The data:
>>>

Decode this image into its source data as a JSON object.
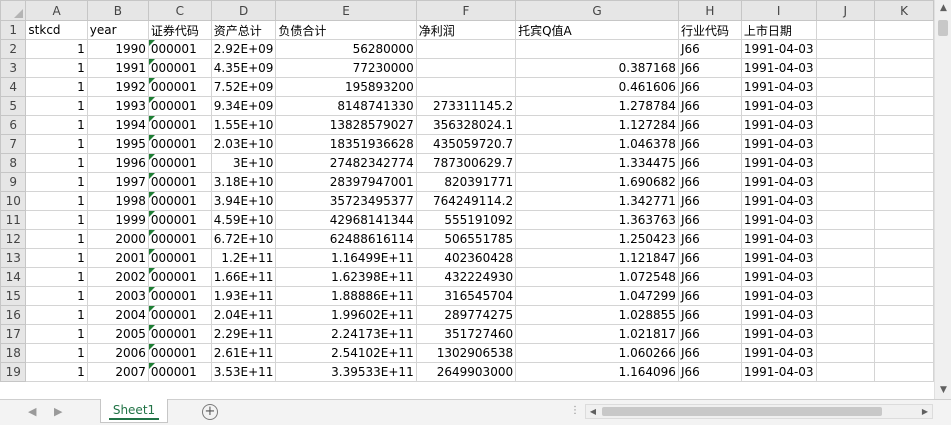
{
  "columns": [
    "A",
    "B",
    "C",
    "D",
    "E",
    "F",
    "G",
    "H",
    "I",
    "J",
    "K"
  ],
  "header_row": {
    "number": "1",
    "cells": [
      "stkcd",
      "year",
      "证券代码",
      "资产总计",
      "负债合计",
      "净利润",
      "托宾Q值A",
      "行业代码",
      "上市日期",
      "",
      ""
    ]
  },
  "rows": [
    {
      "number": "2",
      "stkcd": "1",
      "year": "1990",
      "code": "000001",
      "assets": "2.92E+09",
      "liabilities": "56280000",
      "net_profit": "",
      "tobin_q": "",
      "industry": "J66",
      "listed": "1991-04-03"
    },
    {
      "number": "3",
      "stkcd": "1",
      "year": "1991",
      "code": "000001",
      "assets": "4.35E+09",
      "liabilities": "77230000",
      "net_profit": "",
      "tobin_q": "0.387168",
      "industry": "J66",
      "listed": "1991-04-03"
    },
    {
      "number": "4",
      "stkcd": "1",
      "year": "1992",
      "code": "000001",
      "assets": "7.52E+09",
      "liabilities": "195893200",
      "net_profit": "",
      "tobin_q": "0.461606",
      "industry": "J66",
      "listed": "1991-04-03"
    },
    {
      "number": "5",
      "stkcd": "1",
      "year": "1993",
      "code": "000001",
      "assets": "9.34E+09",
      "liabilities": "8148741330",
      "net_profit": "273311145.2",
      "tobin_q": "1.278784",
      "industry": "J66",
      "listed": "1991-04-03"
    },
    {
      "number": "6",
      "stkcd": "1",
      "year": "1994",
      "code": "000001",
      "assets": "1.55E+10",
      "liabilities": "13828579027",
      "net_profit": "356328024.1",
      "tobin_q": "1.127284",
      "industry": "J66",
      "listed": "1991-04-03"
    },
    {
      "number": "7",
      "stkcd": "1",
      "year": "1995",
      "code": "000001",
      "assets": "2.03E+10",
      "liabilities": "18351936628",
      "net_profit": "435059720.7",
      "tobin_q": "1.046378",
      "industry": "J66",
      "listed": "1991-04-03"
    },
    {
      "number": "8",
      "stkcd": "1",
      "year": "1996",
      "code": "000001",
      "assets": "3E+10",
      "liabilities": "27482342774",
      "net_profit": "787300629.7",
      "tobin_q": "1.334475",
      "industry": "J66",
      "listed": "1991-04-03"
    },
    {
      "number": "9",
      "stkcd": "1",
      "year": "1997",
      "code": "000001",
      "assets": "3.18E+10",
      "liabilities": "28397947001",
      "net_profit": "820391771",
      "tobin_q": "1.690682",
      "industry": "J66",
      "listed": "1991-04-03"
    },
    {
      "number": "10",
      "stkcd": "1",
      "year": "1998",
      "code": "000001",
      "assets": "3.94E+10",
      "liabilities": "35723495377",
      "net_profit": "764249114.2",
      "tobin_q": "1.342771",
      "industry": "J66",
      "listed": "1991-04-03"
    },
    {
      "number": "11",
      "stkcd": "1",
      "year": "1999",
      "code": "000001",
      "assets": "4.59E+10",
      "liabilities": "42968141344",
      "net_profit": "555191092",
      "tobin_q": "1.363763",
      "industry": "J66",
      "listed": "1991-04-03"
    },
    {
      "number": "12",
      "stkcd": "1",
      "year": "2000",
      "code": "000001",
      "assets": "6.72E+10",
      "liabilities": "62488616114",
      "net_profit": "506551785",
      "tobin_q": "1.250423",
      "industry": "J66",
      "listed": "1991-04-03"
    },
    {
      "number": "13",
      "stkcd": "1",
      "year": "2001",
      "code": "000001",
      "assets": "1.2E+11",
      "liabilities": "1.16499E+11",
      "net_profit": "402360428",
      "tobin_q": "1.121847",
      "industry": "J66",
      "listed": "1991-04-03"
    },
    {
      "number": "14",
      "stkcd": "1",
      "year": "2002",
      "code": "000001",
      "assets": "1.66E+11",
      "liabilities": "1.62398E+11",
      "net_profit": "432224930",
      "tobin_q": "1.072548",
      "industry": "J66",
      "listed": "1991-04-03"
    },
    {
      "number": "15",
      "stkcd": "1",
      "year": "2003",
      "code": "000001",
      "assets": "1.93E+11",
      "liabilities": "1.88886E+11",
      "net_profit": "316545704",
      "tobin_q": "1.047299",
      "industry": "J66",
      "listed": "1991-04-03"
    },
    {
      "number": "16",
      "stkcd": "1",
      "year": "2004",
      "code": "000001",
      "assets": "2.04E+11",
      "liabilities": "1.99602E+11",
      "net_profit": "289774275",
      "tobin_q": "1.028855",
      "industry": "J66",
      "listed": "1991-04-03"
    },
    {
      "number": "17",
      "stkcd": "1",
      "year": "2005",
      "code": "000001",
      "assets": "2.29E+11",
      "liabilities": "2.24173E+11",
      "net_profit": "351727460",
      "tobin_q": "1.021817",
      "industry": "J66",
      "listed": "1991-04-03"
    },
    {
      "number": "18",
      "stkcd": "1",
      "year": "2006",
      "code": "000001",
      "assets": "2.61E+11",
      "liabilities": "2.54102E+11",
      "net_profit": "1302906538",
      "tobin_q": "1.060266",
      "industry": "J66",
      "listed": "1991-04-03"
    },
    {
      "number": "19",
      "stkcd": "1",
      "year": "2007",
      "code": "000001",
      "assets": "3.53E+11",
      "liabilities": "3.39533E+11",
      "net_profit": "2649903000",
      "tobin_q": "1.164096",
      "industry": "J66",
      "listed": "1991-04-03"
    }
  ],
  "tabs": {
    "sheet_name": "Sheet1",
    "add_sheet": "+",
    "prev_sheet_icon": "◀",
    "next_sheet_icon": "▶",
    "more_dots": "⋮"
  },
  "icons": {
    "select_all": "select-all-triangle-icon",
    "error_indicator": "green-triangle-icon",
    "up_arrow": "▲",
    "down_arrow": "▼",
    "left_arrow": "◀",
    "right_arrow": "▶"
  },
  "colors": {
    "accent": "#217346",
    "error_indicator": "#1e7e34",
    "header_bg": "#e6e6e6"
  }
}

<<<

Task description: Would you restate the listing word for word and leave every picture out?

Task result:
Decode this image into its source data as a JSON object.
{
  "columns": [
    "A",
    "B",
    "C",
    "D",
    "E",
    "F",
    "G",
    "H",
    "I",
    "J",
    "K"
  ],
  "header_row": {
    "number": "1",
    "cells": [
      "stkcd",
      "year",
      "证券代码",
      "资产总计",
      "负债合计",
      "净利润",
      "托宾Q值A",
      "行业代码",
      "上市日期",
      "",
      ""
    ]
  },
  "rows": [
    {
      "number": "2",
      "stkcd": "1",
      "year": "1990",
      "code": "000001",
      "assets": "2.92E+09",
      "liabilities": "56280000",
      "net_profit": "",
      "tobin_q": "",
      "industry": "J66",
      "listed": "1991-04-03"
    },
    {
      "number": "3",
      "stkcd": "1",
      "year": "1991",
      "code": "000001",
      "assets": "4.35E+09",
      "liabilities": "77230000",
      "net_profit": "",
      "tobin_q": "0.387168",
      "industry": "J66",
      "listed": "1991-04-03"
    },
    {
      "number": "4",
      "stkcd": "1",
      "year": "1992",
      "code": "000001",
      "assets": "7.52E+09",
      "liabilities": "195893200",
      "net_profit": "",
      "tobin_q": "0.461606",
      "industry": "J66",
      "listed": "1991-04-03"
    },
    {
      "number": "5",
      "stkcd": "1",
      "year": "1993",
      "code": "000001",
      "assets": "9.34E+09",
      "liabilities": "8148741330",
      "net_profit": "273311145.2",
      "tobin_q": "1.278784",
      "industry": "J66",
      "listed": "1991-04-03"
    },
    {
      "number": "6",
      "stkcd": "1",
      "year": "1994",
      "code": "000001",
      "assets": "1.55E+10",
      "liabilities": "13828579027",
      "net_profit": "356328024.1",
      "tobin_q": "1.127284",
      "industry": "J66",
      "listed": "1991-04-03"
    },
    {
      "number": "7",
      "stkcd": "1",
      "year": "1995",
      "code": "000001",
      "assets": "2.03E+10",
      "liabilities": "18351936628",
      "net_profit": "435059720.7",
      "tobin_q": "1.046378",
      "industry": "J66",
      "listed": "1991-04-03"
    },
    {
      "number": "8",
      "stkcd": "1",
      "year": "1996",
      "code": "000001",
      "assets": "3E+10",
      "liabilities": "27482342774",
      "net_profit": "787300629.7",
      "tobin_q": "1.334475",
      "industry": "J66",
      "listed": "1991-04-03"
    },
    {
      "number": "9",
      "stkcd": "1",
      "year": "1997",
      "code": "000001",
      "assets": "3.18E+10",
      "liabilities": "28397947001",
      "net_profit": "820391771",
      "tobin_q": "1.690682",
      "industry": "J66",
      "listed": "1991-04-03"
    },
    {
      "number": "10",
      "stkcd": "1",
      "year": "1998",
      "code": "000001",
      "assets": "3.94E+10",
      "liabilities": "35723495377",
      "net_profit": "764249114.2",
      "tobin_q": "1.342771",
      "industry": "J66",
      "listed": "1991-04-03"
    },
    {
      "number": "11",
      "stkcd": "1",
      "year": "1999",
      "code": "000001",
      "assets": "4.59E+10",
      "liabilities": "42968141344",
      "net_profit": "555191092",
      "tobin_q": "1.363763",
      "industry": "J66",
      "listed": "1991-04-03"
    },
    {
      "number": "12",
      "stkcd": "1",
      "year": "2000",
      "code": "000001",
      "assets": "6.72E+10",
      "liabilities": "62488616114",
      "net_profit": "506551785",
      "tobin_q": "1.250423",
      "industry": "J66",
      "listed": "1991-04-03"
    },
    {
      "number": "13",
      "stkcd": "1",
      "year": "2001",
      "code": "000001",
      "assets": "1.2E+11",
      "liabilities": "1.16499E+11",
      "net_profit": "402360428",
      "tobin_q": "1.121847",
      "industry": "J66",
      "listed": "1991-04-03"
    },
    {
      "number": "14",
      "stkcd": "1",
      "year": "2002",
      "code": "000001",
      "assets": "1.66E+11",
      "liabilities": "1.62398E+11",
      "net_profit": "432224930",
      "tobin_q": "1.072548",
      "industry": "J66",
      "listed": "1991-04-03"
    },
    {
      "number": "15",
      "stkcd": "1",
      "year": "2003",
      "code": "000001",
      "assets": "1.93E+11",
      "liabilities": "1.88886E+11",
      "net_profit": "316545704",
      "tobin_q": "1.047299",
      "industry": "J66",
      "listed": "1991-04-03"
    },
    {
      "number": "16",
      "stkcd": "1",
      "year": "2004",
      "code": "000001",
      "assets": "2.04E+11",
      "liabilities": "1.99602E+11",
      "net_profit": "289774275",
      "tobin_q": "1.028855",
      "industry": "J66",
      "listed": "1991-04-03"
    },
    {
      "number": "17",
      "stkcd": "1",
      "year": "2005",
      "code": "000001",
      "assets": "2.29E+11",
      "liabilities": "2.24173E+11",
      "net_profit": "351727460",
      "tobin_q": "1.021817",
      "industry": "J66",
      "listed": "1991-04-03"
    },
    {
      "number": "18",
      "stkcd": "1",
      "year": "2006",
      "code": "000001",
      "assets": "2.61E+11",
      "liabilities": "2.54102E+11",
      "net_profit": "1302906538",
      "tobin_q": "1.060266",
      "industry": "J66",
      "listed": "1991-04-03"
    },
    {
      "number": "19",
      "stkcd": "1",
      "year": "2007",
      "code": "000001",
      "assets": "3.53E+11",
      "liabilities": "3.39533E+11",
      "net_profit": "2649903000",
      "tobin_q": "1.164096",
      "industry": "J66",
      "listed": "1991-04-03"
    }
  ],
  "tabs": {
    "sheet_name": "Sheet1",
    "add_sheet": "+",
    "prev_sheet_icon": "◀",
    "next_sheet_icon": "▶",
    "more_dots": "⋮"
  },
  "icons": {
    "select_all": "select-all-triangle-icon",
    "error_indicator": "green-triangle-icon",
    "up_arrow": "▲",
    "down_arrow": "▼",
    "left_arrow": "◀",
    "right_arrow": "▶"
  },
  "colors": {
    "accent": "#217346",
    "error_indicator": "#1e7e34",
    "header_bg": "#e6e6e6"
  }
}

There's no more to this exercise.